Pull every line of the entries that has the word "image".

*** Records to process ***

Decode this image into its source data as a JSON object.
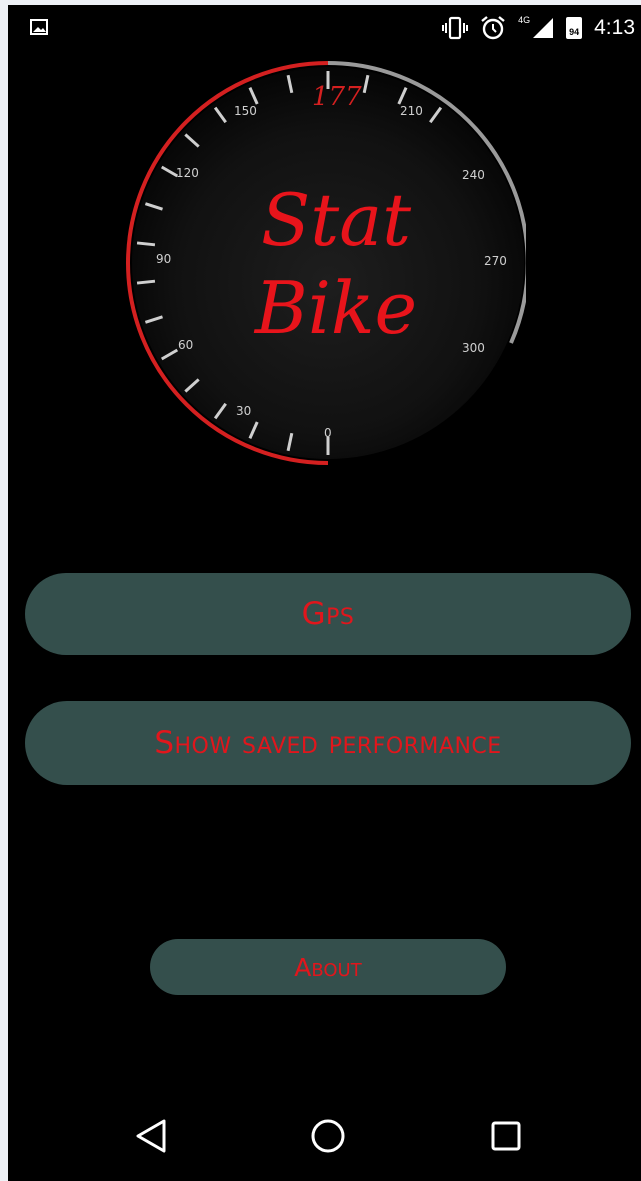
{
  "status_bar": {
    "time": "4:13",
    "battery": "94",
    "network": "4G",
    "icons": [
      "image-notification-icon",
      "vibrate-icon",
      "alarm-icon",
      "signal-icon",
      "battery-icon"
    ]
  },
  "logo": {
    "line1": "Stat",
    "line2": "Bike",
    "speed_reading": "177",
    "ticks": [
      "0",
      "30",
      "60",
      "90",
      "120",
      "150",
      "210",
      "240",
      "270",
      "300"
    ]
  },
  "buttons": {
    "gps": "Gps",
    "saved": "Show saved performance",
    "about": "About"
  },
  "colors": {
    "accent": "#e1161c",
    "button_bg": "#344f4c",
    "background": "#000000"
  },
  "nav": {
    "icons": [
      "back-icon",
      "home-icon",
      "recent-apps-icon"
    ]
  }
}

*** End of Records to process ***

Response for this exercise:
Decode this image into its source data as a JSON object.
      "image-notification-icon",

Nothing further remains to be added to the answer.